Give back every entry below, unchanged.

===== Materials provided

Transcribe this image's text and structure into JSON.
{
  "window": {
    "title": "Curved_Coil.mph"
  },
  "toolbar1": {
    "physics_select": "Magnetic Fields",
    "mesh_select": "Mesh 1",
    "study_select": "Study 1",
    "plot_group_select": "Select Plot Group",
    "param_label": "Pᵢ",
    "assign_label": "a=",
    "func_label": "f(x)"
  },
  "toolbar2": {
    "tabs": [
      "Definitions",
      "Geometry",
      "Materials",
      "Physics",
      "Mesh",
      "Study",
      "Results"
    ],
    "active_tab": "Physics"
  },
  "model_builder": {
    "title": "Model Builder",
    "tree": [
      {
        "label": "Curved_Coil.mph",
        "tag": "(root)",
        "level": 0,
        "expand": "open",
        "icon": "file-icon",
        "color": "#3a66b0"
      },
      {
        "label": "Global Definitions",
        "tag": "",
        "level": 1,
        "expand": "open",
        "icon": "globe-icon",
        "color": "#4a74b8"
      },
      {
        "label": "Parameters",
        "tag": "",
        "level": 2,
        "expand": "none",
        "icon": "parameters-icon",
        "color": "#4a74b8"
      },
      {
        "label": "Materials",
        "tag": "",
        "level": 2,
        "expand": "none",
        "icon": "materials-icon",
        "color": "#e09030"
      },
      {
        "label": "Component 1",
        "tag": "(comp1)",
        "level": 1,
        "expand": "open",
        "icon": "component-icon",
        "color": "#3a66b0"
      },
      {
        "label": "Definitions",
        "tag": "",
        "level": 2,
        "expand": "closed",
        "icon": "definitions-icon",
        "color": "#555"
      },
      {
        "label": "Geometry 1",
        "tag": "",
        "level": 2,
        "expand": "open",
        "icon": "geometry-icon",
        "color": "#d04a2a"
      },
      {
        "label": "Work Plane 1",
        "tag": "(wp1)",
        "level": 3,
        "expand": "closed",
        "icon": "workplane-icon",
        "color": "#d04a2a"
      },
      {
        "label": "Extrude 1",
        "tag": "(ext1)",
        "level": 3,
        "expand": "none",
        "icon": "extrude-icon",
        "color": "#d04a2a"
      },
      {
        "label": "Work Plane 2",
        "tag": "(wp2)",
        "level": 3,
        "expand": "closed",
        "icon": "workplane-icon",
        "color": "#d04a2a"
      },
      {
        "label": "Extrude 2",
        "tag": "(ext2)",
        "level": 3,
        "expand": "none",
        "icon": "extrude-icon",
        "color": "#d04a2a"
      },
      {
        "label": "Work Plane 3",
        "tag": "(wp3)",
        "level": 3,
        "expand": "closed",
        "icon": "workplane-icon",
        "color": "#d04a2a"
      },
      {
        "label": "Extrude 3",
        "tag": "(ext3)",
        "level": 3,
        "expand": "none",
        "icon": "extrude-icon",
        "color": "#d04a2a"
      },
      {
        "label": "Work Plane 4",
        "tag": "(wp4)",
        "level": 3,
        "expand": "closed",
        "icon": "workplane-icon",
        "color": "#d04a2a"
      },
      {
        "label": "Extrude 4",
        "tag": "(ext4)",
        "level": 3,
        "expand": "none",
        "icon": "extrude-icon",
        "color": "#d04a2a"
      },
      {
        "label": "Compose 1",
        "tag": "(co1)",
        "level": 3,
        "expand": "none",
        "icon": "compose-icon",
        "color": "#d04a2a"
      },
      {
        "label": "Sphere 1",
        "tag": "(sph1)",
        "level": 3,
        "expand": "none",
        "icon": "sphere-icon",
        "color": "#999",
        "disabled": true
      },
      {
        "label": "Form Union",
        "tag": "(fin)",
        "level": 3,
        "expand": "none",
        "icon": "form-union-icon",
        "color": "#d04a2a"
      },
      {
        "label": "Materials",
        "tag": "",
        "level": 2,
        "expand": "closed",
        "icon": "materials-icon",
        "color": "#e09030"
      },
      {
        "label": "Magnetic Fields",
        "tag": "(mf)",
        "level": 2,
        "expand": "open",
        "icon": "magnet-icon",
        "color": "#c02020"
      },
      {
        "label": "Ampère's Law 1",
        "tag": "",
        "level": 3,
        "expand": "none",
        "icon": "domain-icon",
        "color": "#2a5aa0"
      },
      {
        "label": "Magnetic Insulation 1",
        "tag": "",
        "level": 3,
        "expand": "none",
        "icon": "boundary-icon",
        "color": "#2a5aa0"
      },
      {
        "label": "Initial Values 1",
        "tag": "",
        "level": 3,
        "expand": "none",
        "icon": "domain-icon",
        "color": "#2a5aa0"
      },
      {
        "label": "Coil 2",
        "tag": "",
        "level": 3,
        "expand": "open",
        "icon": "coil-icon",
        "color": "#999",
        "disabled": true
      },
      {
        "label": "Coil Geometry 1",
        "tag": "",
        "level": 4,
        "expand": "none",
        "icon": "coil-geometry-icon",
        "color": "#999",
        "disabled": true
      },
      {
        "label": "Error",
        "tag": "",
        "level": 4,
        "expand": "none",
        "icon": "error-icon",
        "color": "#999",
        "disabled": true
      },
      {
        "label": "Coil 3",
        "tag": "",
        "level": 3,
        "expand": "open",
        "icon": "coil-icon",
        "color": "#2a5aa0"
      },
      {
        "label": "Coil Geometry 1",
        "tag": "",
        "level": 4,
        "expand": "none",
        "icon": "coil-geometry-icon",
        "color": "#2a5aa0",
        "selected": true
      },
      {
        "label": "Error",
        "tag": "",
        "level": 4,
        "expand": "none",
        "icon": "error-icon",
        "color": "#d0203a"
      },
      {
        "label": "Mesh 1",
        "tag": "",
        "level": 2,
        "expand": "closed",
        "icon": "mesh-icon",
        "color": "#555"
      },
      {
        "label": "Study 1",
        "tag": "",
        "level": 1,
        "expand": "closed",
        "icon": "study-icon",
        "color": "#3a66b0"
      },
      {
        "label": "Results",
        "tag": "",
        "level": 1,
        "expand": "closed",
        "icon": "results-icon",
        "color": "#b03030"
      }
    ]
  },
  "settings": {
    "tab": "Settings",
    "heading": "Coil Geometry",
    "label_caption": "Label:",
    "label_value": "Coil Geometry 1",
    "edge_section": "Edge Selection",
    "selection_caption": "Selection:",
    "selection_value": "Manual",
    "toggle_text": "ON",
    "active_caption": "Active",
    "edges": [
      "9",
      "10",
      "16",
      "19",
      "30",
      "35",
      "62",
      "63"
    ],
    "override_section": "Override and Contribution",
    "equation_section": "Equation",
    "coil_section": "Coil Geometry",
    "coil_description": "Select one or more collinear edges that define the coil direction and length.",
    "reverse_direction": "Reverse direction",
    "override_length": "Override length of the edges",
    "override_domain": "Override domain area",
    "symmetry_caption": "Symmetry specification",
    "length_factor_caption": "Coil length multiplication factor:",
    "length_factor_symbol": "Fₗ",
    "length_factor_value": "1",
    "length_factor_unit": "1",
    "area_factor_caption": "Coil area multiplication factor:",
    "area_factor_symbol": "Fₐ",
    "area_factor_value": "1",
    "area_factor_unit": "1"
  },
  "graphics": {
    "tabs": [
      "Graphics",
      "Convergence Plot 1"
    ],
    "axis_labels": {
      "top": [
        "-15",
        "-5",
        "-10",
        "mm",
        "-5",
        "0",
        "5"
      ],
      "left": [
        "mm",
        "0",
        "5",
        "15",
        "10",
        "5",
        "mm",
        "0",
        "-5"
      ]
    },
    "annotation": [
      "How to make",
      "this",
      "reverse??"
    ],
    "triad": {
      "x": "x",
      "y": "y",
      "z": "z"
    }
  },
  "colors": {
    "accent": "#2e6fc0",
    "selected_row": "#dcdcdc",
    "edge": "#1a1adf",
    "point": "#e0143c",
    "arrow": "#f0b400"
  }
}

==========

Solved problem =
Transcribe this image's text and structure into JSON.
{
  "window": {
    "title": "Curved_Coil.mph"
  },
  "toolbar1": {
    "physics_select": "Magnetic Fields",
    "mesh_select": "Mesh 1",
    "study_select": "Study 1",
    "plot_group_select": "Select Plot Group",
    "param_label": "Pᵢ",
    "assign_label": "a=",
    "func_label": "f(x)"
  },
  "toolbar2": {
    "tabs": [
      "Definitions",
      "Geometry",
      "Materials",
      "Physics",
      "Mesh",
      "Study",
      "Results"
    ],
    "active_tab": "Physics"
  },
  "model_builder": {
    "title": "Model Builder",
    "tree": [
      {
        "label": "Curved_Coil.mph",
        "tag": "(root)",
        "level": 0,
        "expand": "open",
        "icon": "file-icon",
        "color": "#3a66b0"
      },
      {
        "label": "Global Definitions",
        "tag": "",
        "level": 1,
        "expand": "open",
        "icon": "globe-icon",
        "color": "#4a74b8"
      },
      {
        "label": "Parameters",
        "tag": "",
        "level": 2,
        "expand": "none",
        "icon": "parameters-icon",
        "color": "#4a74b8"
      },
      {
        "label": "Materials",
        "tag": "",
        "level": 2,
        "expand": "none",
        "icon": "materials-icon",
        "color": "#e09030"
      },
      {
        "label": "Component 1",
        "tag": "(comp1)",
        "level": 1,
        "expand": "open",
        "icon": "component-icon",
        "color": "#3a66b0"
      },
      {
        "label": "Definitions",
        "tag": "",
        "level": 2,
        "expand": "closed",
        "icon": "definitions-icon",
        "color": "#555"
      },
      {
        "label": "Geometry 1",
        "tag": "",
        "level": 2,
        "expand": "open",
        "icon": "geometry-icon",
        "color": "#d04a2a"
      },
      {
        "label": "Work Plane 1",
        "tag": "(wp1)",
        "level": 3,
        "expand": "closed",
        "icon": "workplane-icon",
        "color": "#d04a2a"
      },
      {
        "label": "Extrude 1",
        "tag": "(ext1)",
        "level": 3,
        "expand": "none",
        "icon": "extrude-icon",
        "color": "#d04a2a"
      },
      {
        "label": "Work Plane 2",
        "tag": "(wp2)",
        "level": 3,
        "expand": "closed",
        "icon": "workplane-icon",
        "color": "#d04a2a"
      },
      {
        "label": "Extrude 2",
        "tag": "(ext2)",
        "level": 3,
        "expand": "none",
        "icon": "extrude-icon",
        "color": "#d04a2a"
      },
      {
        "label": "Work Plane 3",
        "tag": "(wp3)",
        "level": 3,
        "expand": "closed",
        "icon": "workplane-icon",
        "color": "#d04a2a"
      },
      {
        "label": "Extrude 3",
        "tag": "(ext3)",
        "level": 3,
        "expand": "none",
        "icon": "extrude-icon",
        "color": "#d04a2a"
      },
      {
        "label": "Work Plane 4",
        "tag": "(wp4)",
        "level": 3,
        "expand": "closed",
        "icon": "workplane-icon",
        "color": "#d04a2a"
      },
      {
        "label": "Extrude 4",
        "tag": "(ext4)",
        "level": 3,
        "expand": "none",
        "icon": "extrude-icon",
        "color": "#d04a2a"
      },
      {
        "label": "Compose 1",
        "tag": "(co1)",
        "level": 3,
        "expand": "none",
        "icon": "compose-icon",
        "color": "#d04a2a"
      },
      {
        "label": "Sphere 1",
        "tag": "(sph1)",
        "level": 3,
        "expand": "none",
        "icon": "sphere-icon",
        "color": "#999",
        "disabled": true
      },
      {
        "label": "Form Union",
        "tag": "(fin)",
        "level": 3,
        "expand": "none",
        "icon": "form-union-icon",
        "color": "#d04a2a"
      },
      {
        "label": "Materials",
        "tag": "",
        "level": 2,
        "expand": "closed",
        "icon": "materials-icon",
        "color": "#e09030"
      },
      {
        "label": "Magnetic Fields",
        "tag": "(mf)",
        "level": 2,
        "expand": "open",
        "icon": "magnet-icon",
        "color": "#c02020"
      },
      {
        "label": "Ampère's Law 1",
        "tag": "",
        "level": 3,
        "expand": "none",
        "icon": "domain-icon",
        "color": "#2a5aa0"
      },
      {
        "label": "Magnetic Insulation 1",
        "tag": "",
        "level": 3,
        "expand": "none",
        "icon": "boundary-icon",
        "color": "#2a5aa0"
      },
      {
        "label": "Initial Values 1",
        "tag": "",
        "level": 3,
        "expand": "none",
        "icon": "domain-icon",
        "color": "#2a5aa0"
      },
      {
        "label": "Coil 2",
        "tag": "",
        "level": 3,
        "expand": "open",
        "icon": "coil-icon",
        "color": "#999",
        "disabled": true
      },
      {
        "label": "Coil Geometry 1",
        "tag": "",
        "level": 4,
        "expand": "none",
        "icon": "coil-geometry-icon",
        "color": "#999",
        "disabled": true
      },
      {
        "label": "Error",
        "tag": "",
        "level": 4,
        "expand": "none",
        "icon": "error-icon",
        "color": "#999",
        "disabled": true
      },
      {
        "label": "Coil 3",
        "tag": "",
        "level": 3,
        "expand": "open",
        "icon": "coil-icon",
        "color": "#2a5aa0"
      },
      {
        "label": "Coil Geometry 1",
        "tag": "",
        "level": 4,
        "expand": "none",
        "icon": "coil-geometry-icon",
        "color": "#2a5aa0",
        "selected": true
      },
      {
        "label": "Error",
        "tag": "",
        "level": 4,
        "expand": "none",
        "icon": "error-icon",
        "color": "#d0203a"
      },
      {
        "label": "Mesh 1",
        "tag": "",
        "level": 2,
        "expand": "closed",
        "icon": "mesh-icon",
        "color": "#555"
      },
      {
        "label": "Study 1",
        "tag": "",
        "level": 1,
        "expand": "closed",
        "icon": "study-icon",
        "color": "#3a66b0"
      },
      {
        "label": "Results",
        "tag": "",
        "level": 1,
        "expand": "closed",
        "icon": "results-icon",
        "color": "#b03030"
      }
    ]
  },
  "settings": {
    "tab": "Settings",
    "heading": "Coil Geometry",
    "label_caption": "Label:",
    "label_value": "Coil Geometry 1",
    "edge_section": "Edge Selection",
    "selection_caption": "Selection:",
    "selection_value": "Manual",
    "toggle_text": "ON",
    "active_caption": "Active",
    "edges": [
      "9",
      "10",
      "16",
      "19",
      "30",
      "35",
      "62",
      "63"
    ],
    "override_section": "Override and Contribution",
    "equation_section": "Equation",
    "coil_section": "Coil Geometry",
    "coil_description": "Select one or more collinear edges that define the coil direction and length.",
    "reverse_direction": "Reverse direction",
    "override_length": "Override length of the edges",
    "override_domain": "Override domain area",
    "symmetry_caption": "Symmetry specification",
    "length_factor_caption": "Coil length multiplication factor:",
    "length_factor_symbol": "Fₗ",
    "length_factor_value": "1",
    "length_factor_unit": "1",
    "area_factor_caption": "Coil area multiplication factor:",
    "area_factor_symbol": "Fₐ",
    "area_factor_value": "1",
    "area_factor_unit": "1"
  },
  "graphics": {
    "tabs": [
      "Graphics",
      "Convergence Plot 1"
    ],
    "axis_labels": {
      "top": [
        "-15",
        "-5",
        "-10",
        "mm",
        "-5",
        "0",
        "5"
      ],
      "left": [
        "mm",
        "0",
        "5",
        "15",
        "10",
        "5",
        "mm",
        "0",
        "-5"
      ]
    },
    "annotation": [
      "How to make",
      "this",
      "reverse??"
    ],
    "triad": {
      "x": "x",
      "y": "y",
      "z": "z"
    }
  },
  "colors": {
    "accent": "#2e6fc0",
    "selected_row": "#dcdcdc",
    "edge": "#1a1adf",
    "point": "#e0143c",
    "arrow": "#f0b400"
  }
}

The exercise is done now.